- The orange away kit was given a debut on a dreary winter’s day – which we thought might be a useful advantage, despite the colour clashing with the stewards dotted around the pitch;
- The Swans started brightly with a strong Ashley Williams block tackle on Yakubu – forcing him to initially hobble – setting the tone for the opening 15 minutes;
- Unfortunately, Jazz was ‘done’ on 21 minutes and Blackburn were ahead thanks to a wonderfully taken strike from Yakubu. He really is a big old unit and would prove to be a right handful all afternoon;
- The body language after the goal wasn’t good and we did wonder how the team would react. We needn’t have worried;
- Another long period of domination led to us scoring a sublime team goal, with a salmon like jump from Leroy bringing us level – cue jubilation from the travelling hordes. Lita for me was one of the positives from the afternoon – working hard at closing down and chasing back;
- The 2nd goal was again from a defensive lapse with Jazz arguably giving away a corner rather than perhaps ushering the ball out of play. The Yak wasn’t going to miss (unfortunately) with a header from 3 yards out;

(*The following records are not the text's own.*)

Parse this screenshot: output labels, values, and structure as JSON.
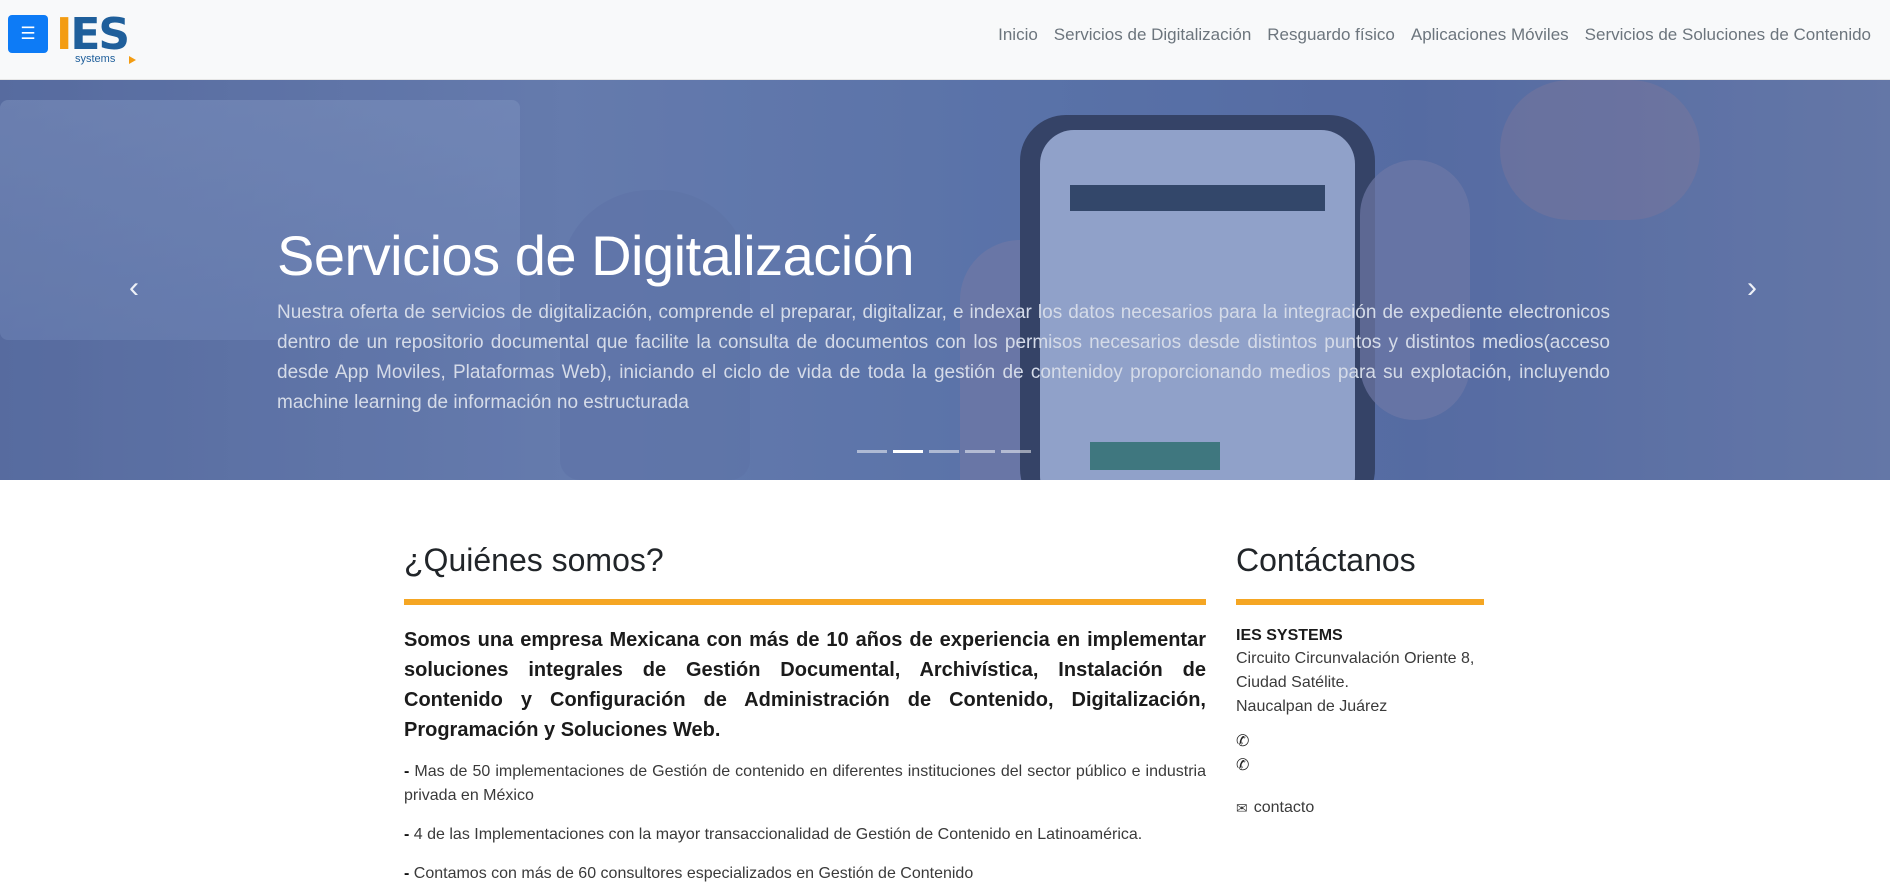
{
  "navbar": {
    "menu_icon": "☰",
    "logo": {
      "mark_i": "I",
      "mark_es": "ES",
      "sub": "systems"
    },
    "links": [
      "Inicio",
      "Servicios de Digitalización",
      "Resguardo físico",
      "Aplicaciones Móviles",
      "Servicios de Soluciones de Contenido"
    ]
  },
  "hero": {
    "title": "Servicios de Digitalización",
    "text": "Nuestra oferta de servicios de digitalización, comprende el preparar, digitalizar, e indexar los datos necesarios para la integración de expediente electronicos dentro de un repositorio documental que facilite la consulta de documentos con los permisos necesarios desde distintos puntos y distintos medios(acceso desde App Moviles, Plataformas Web), iniciando el ciclo de vida de toda la gestión de contenidoy proporcionando medios para su explotación, incluyendo machine learning de información no estructurada",
    "prev_icon": "‹",
    "next_icon": "›",
    "slide_count": 5,
    "active_slide": 2
  },
  "about": {
    "title": "¿Quiénes somos?",
    "lead": "Somos una empresa Mexicana con más de 10 años de experiencia en implementar soluciones integrales de Gestión Documental, Archivística, Instalación de Contenido y Configuración de Administración de Contenido, Digitalización, Programación y Soluciones Web.",
    "items": [
      "Mas de 50 implementaciones de Gestión de contenido en diferentes instituciones del sector público e industria privada en México",
      "4 de las Implementaciones con la mayor transaccionalidad de Gestión de Contenido en Latinoamérica.",
      "Contamos con más de 60 consultores especializados en Gestión de Contenido"
    ],
    "bullet": "-"
  },
  "contact": {
    "title": "Contáctanos",
    "name": "IES SYSTEMS",
    "address": [
      "Circuito Circunvalación Oriente 8,",
      "Ciudad Satélite.",
      "Naucalpan de Juárez"
    ],
    "phone_icon": "✆",
    "email_icon": "✉",
    "email": "contacto"
  },
  "colors": {
    "accent": "#f5a623",
    "primary": "#0d7bf6",
    "logo_blue": "#1f5f9b",
    "logo_orange": "#f39c12"
  }
}
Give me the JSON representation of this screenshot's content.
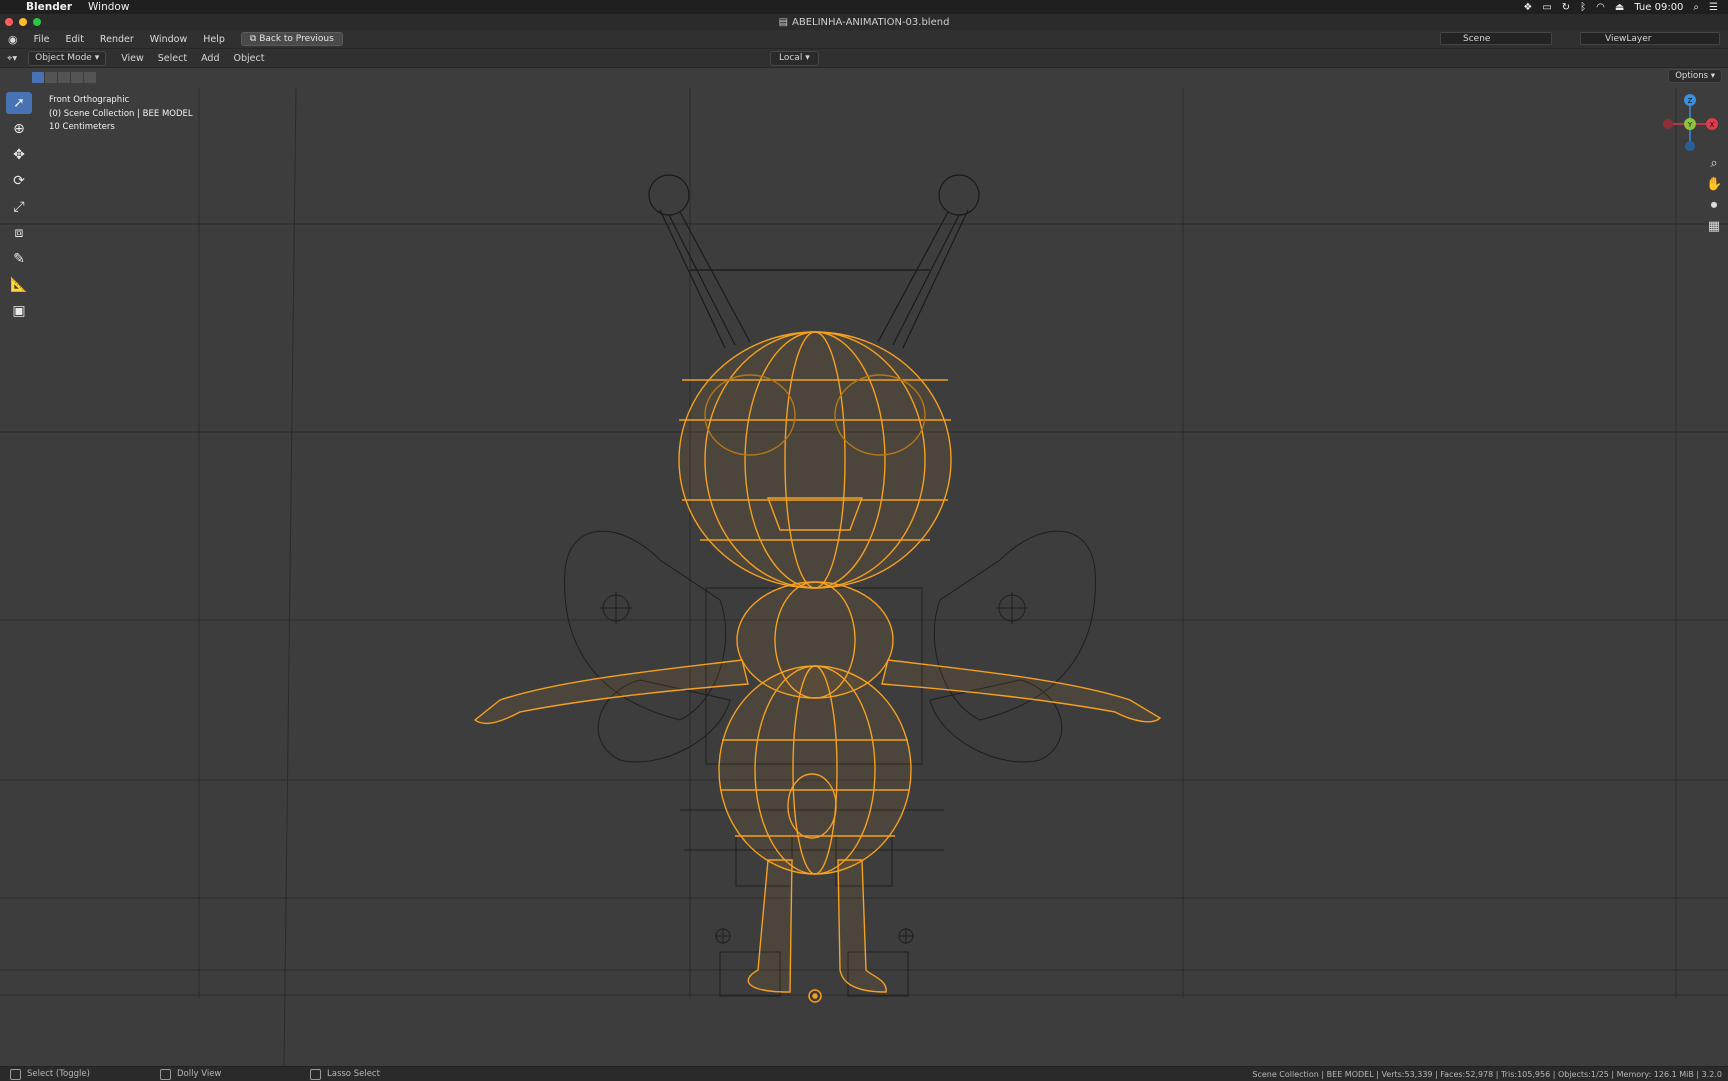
{
  "os_bar": {
    "app_name": "Blender",
    "menu": "Window",
    "clock": "Tue 09:00"
  },
  "window": {
    "title": "ABELINHA-ANIMATION-03.blend"
  },
  "menu_bar": {
    "items": [
      "File",
      "Edit",
      "Render",
      "Window",
      "Help"
    ],
    "back_button": "Back to Previous",
    "scene": "Scene",
    "view_layer": "ViewLayer"
  },
  "header": {
    "mode": "Object Mode",
    "menus": [
      "View",
      "Select",
      "Add",
      "Object"
    ],
    "pivot": "Local",
    "options": "Options"
  },
  "viewport": {
    "view_name": "Front Orthographic",
    "collection": "(0) Scene Collection | BEE MODEL",
    "scale": "10 Centimeters",
    "gizmo": {
      "z": "Z",
      "y": "Y",
      "x": "X"
    }
  },
  "status": {
    "select": "Select (Toggle)",
    "dolly": "Dolly View",
    "lasso": "Lasso Select",
    "stats": "Scene Collection | BEE MODEL | Verts:53,339 | Faces:52,978 | Tris:105,956 | Objects:1/25 | Memory: 126.1 MiB | 3.2.0"
  },
  "colors": {
    "selection_orange": "#f5a020",
    "wire_dark": "#1a1a1a",
    "active_tool_blue": "#4772b3",
    "axis_x": "#e03b4a",
    "axis_y": "#8ec43a",
    "axis_z": "#3a8fe0"
  }
}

- Another lapse in concentration in the 2nd half – this time by Neil Taylor (I think) – saw the Yak add to his tally with a powerful header and I did wonder which Swansea we were going to see for the remainder of the game. Would be capitulate or rally?;

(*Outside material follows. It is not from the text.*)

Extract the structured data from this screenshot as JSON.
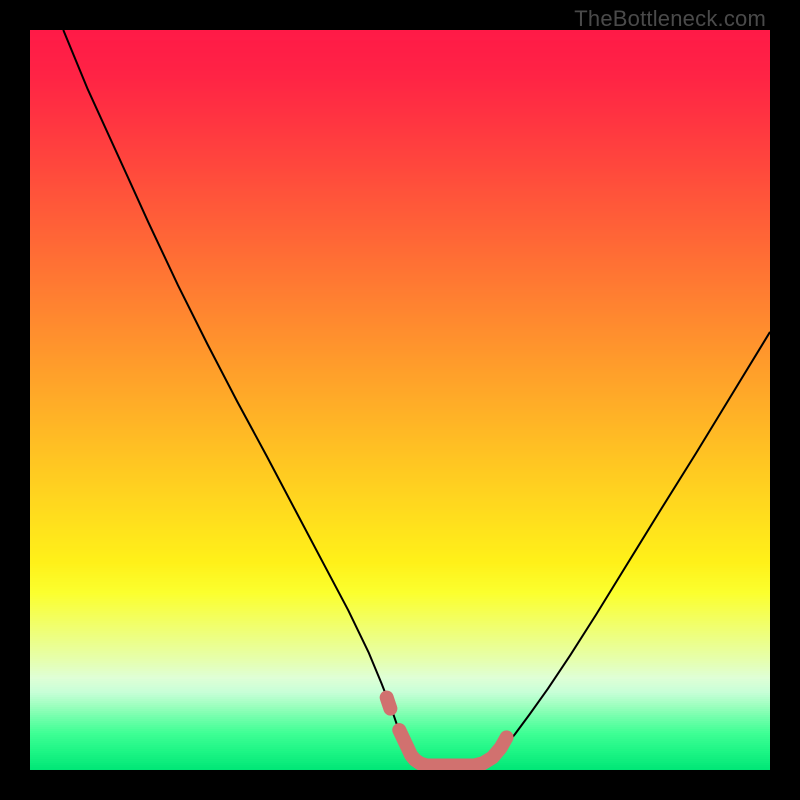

- Somehow to their credit, the team and fans rallied and a goal from the hard working Luke Moore after some good work by Wayne Routledge – who continues to prove me wrong – set the game up for a grandstand finish. The belief was there again;
- After Luke’s goal and during another long period of Swans dominance, we wasted a couple of chances (Sinclair’s in particular) to bring things level and I think had we done so we would have gone on to win the game – such was the frailty of Blackburn’s defence at the time;
- Sadly the sending off of Joe Allen (2nd yellow) and Neil Taylor’s subsequent unnecessary penalty box lunge meant the Yak sewed the game up from the penalty spot and we were left to rue missed chances and what might have been’s;
- Whilst I’ve previously commentated on the way teams appear to target Angel Rangel at away games – on today’s evidence I also realise how much work he actually does in both defence and attack. His month long absence is a huge blow;
- Our consistent, fluid passing game seems to have gone a little awry over the last 2 or 3 games (in patches) and I can’t help but feel this is reflected in the results;
- The inconsistent standard in refereeing was once again evident today with Chris Foy seemingly falling firmly into the ‘Homer’ category. Mind you if the half-hearted manner of his pre-match warm-up was anything to go by, I don’t think either he or his fellow officials really wanted to be there anyway!
- It was somewhat bizarre to hear the Blackburn fans chanting ‘Kean Out’ during and after the game considering the result. But in fairness I guess the ‘rot’ had set in quite some time ago and one win certainly wasn’t going to change that;
- Chant of the day would have to go to the Jack Army with ‘Steve Kean for England’ – we can only hope 🙂
- Overall we’d once again dominated for long periods of the game but a lack of killer instinct in front of goal and some uncharacteristic sloppy defending cost us dearly. We really MUST become more ruthless in front of goal;
So all in all it was a disappointing end to what we’d hoped was going to be an historic day and with the opportunity to sing the “Jingle Bells Swans Win Away” song dashed, we trudged off back to the car to contemplate the 4 and a half hour drive home.
The highlight of the journey home was without doubt tasting Olivia’s muffins which lifted our spirits no end and ensured the trip home was an extremely pleasant one.
Despite the the odd burst of torrential rain, we made good time and I was back home with my feet up by 21:30, eagerly awaiting the opportunity to scrutinise our performance once again on match of the day.
However disappointing the result today may have been, at this juncture, one game certainly doesn’t make or break a season and I’m optimistic that we’ll return to form sooner rather than later.
As always, I’m proud to be a Swan.